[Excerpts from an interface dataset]
#####

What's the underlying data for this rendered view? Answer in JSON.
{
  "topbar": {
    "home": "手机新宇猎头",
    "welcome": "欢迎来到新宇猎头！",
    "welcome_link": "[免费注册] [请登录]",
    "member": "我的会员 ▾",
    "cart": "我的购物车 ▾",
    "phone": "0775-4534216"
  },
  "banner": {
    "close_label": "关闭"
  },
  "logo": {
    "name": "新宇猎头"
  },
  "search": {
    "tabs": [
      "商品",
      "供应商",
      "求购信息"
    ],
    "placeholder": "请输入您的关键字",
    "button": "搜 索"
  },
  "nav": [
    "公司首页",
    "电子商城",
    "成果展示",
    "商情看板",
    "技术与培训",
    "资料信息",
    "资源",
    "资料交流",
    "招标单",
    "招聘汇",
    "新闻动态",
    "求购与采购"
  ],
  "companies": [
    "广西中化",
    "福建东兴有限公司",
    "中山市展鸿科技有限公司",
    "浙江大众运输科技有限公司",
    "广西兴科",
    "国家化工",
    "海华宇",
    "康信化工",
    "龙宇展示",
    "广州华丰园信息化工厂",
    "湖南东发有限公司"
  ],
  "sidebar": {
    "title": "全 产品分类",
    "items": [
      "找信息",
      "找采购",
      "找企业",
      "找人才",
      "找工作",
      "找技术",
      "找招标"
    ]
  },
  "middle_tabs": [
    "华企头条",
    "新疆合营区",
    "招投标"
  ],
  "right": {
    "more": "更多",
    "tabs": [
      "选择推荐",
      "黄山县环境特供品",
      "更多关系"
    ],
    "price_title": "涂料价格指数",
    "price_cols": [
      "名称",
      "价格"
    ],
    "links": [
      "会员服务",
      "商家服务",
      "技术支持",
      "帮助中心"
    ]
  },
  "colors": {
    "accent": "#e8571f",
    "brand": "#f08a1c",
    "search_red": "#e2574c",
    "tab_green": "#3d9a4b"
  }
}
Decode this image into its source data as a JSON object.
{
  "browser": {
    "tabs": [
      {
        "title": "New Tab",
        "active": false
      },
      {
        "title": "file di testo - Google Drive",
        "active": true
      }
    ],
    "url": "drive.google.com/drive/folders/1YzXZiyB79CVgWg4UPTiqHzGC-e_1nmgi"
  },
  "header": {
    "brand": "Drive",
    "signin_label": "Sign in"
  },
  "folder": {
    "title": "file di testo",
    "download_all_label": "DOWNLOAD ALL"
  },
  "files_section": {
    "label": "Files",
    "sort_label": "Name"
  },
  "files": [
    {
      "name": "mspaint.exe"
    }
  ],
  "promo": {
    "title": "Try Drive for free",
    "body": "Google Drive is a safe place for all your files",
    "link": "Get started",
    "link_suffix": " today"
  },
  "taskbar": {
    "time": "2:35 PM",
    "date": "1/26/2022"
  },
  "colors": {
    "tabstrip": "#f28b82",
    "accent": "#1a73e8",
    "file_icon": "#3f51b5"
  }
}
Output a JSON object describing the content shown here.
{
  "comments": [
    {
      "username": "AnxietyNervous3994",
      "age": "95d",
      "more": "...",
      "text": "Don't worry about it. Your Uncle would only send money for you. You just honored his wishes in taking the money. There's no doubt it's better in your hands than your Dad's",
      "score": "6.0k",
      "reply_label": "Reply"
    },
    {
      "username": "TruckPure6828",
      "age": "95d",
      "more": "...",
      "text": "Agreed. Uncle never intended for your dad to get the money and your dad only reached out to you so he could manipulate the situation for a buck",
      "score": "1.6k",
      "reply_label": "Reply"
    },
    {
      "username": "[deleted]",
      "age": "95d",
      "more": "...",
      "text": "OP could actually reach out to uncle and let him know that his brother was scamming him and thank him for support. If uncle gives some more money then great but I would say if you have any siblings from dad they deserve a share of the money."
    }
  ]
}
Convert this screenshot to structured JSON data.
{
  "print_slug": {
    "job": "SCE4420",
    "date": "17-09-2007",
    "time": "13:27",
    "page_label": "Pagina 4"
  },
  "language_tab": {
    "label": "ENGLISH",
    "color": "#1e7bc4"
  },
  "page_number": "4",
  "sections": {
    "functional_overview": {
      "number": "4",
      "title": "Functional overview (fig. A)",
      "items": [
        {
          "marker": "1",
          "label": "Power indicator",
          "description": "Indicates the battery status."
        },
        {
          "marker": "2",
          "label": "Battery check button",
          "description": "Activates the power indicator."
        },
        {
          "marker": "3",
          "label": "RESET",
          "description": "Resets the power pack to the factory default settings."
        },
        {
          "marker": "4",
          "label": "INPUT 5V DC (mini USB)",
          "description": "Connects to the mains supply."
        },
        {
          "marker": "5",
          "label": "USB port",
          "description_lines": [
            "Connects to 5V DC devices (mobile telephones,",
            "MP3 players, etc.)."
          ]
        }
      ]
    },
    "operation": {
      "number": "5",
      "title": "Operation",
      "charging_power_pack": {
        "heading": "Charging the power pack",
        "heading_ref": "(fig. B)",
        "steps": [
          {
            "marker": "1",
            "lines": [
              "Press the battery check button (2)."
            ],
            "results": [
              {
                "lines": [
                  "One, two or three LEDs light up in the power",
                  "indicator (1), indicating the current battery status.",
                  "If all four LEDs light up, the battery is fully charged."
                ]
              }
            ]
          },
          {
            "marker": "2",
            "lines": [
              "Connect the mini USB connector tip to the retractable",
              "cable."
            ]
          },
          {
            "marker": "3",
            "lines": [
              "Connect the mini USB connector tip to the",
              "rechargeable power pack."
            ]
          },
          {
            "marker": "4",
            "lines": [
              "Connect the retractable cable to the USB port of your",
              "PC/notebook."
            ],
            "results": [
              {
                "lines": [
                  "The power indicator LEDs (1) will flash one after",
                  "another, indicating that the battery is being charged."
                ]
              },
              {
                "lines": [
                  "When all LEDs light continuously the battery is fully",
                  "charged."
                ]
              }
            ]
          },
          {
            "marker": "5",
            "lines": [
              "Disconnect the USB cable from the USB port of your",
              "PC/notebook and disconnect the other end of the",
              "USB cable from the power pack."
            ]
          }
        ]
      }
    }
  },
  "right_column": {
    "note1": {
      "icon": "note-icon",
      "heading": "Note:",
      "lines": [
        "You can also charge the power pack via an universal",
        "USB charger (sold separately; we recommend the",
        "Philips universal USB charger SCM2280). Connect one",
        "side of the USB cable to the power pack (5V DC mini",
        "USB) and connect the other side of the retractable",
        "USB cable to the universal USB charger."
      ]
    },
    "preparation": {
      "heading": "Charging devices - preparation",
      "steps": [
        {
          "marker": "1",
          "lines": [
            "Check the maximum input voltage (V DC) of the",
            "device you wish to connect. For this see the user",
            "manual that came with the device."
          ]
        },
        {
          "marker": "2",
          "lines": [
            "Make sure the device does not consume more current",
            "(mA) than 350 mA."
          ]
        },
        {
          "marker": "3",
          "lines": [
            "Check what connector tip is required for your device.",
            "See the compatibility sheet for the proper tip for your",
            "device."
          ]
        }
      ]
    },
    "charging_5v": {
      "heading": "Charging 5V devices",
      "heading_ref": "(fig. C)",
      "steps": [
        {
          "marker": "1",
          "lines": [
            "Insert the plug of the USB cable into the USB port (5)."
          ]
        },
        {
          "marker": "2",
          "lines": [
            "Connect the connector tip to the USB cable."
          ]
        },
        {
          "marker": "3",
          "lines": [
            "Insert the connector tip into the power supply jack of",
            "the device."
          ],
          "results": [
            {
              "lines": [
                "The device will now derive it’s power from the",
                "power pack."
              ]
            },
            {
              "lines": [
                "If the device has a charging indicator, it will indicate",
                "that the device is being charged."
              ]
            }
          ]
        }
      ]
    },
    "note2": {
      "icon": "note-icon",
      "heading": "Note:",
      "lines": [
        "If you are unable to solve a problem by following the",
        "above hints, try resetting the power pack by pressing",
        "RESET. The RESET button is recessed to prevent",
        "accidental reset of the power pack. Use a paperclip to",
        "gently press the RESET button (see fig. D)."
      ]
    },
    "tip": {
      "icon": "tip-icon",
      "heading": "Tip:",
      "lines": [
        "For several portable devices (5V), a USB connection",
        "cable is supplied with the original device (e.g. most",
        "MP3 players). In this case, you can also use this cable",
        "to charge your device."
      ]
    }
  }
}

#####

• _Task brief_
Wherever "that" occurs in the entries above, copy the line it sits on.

• _Solution_
      "text": "OP could actually reach out to uncle and let him know that his brother was scamming him and thank him for support. If uncle gives some more money then great but I would say if you have any siblings from dad they deserve a share of the money."
                  "another, indicating that the battery is being charged."
            "manual that came with the device."
                "that the device is being charged."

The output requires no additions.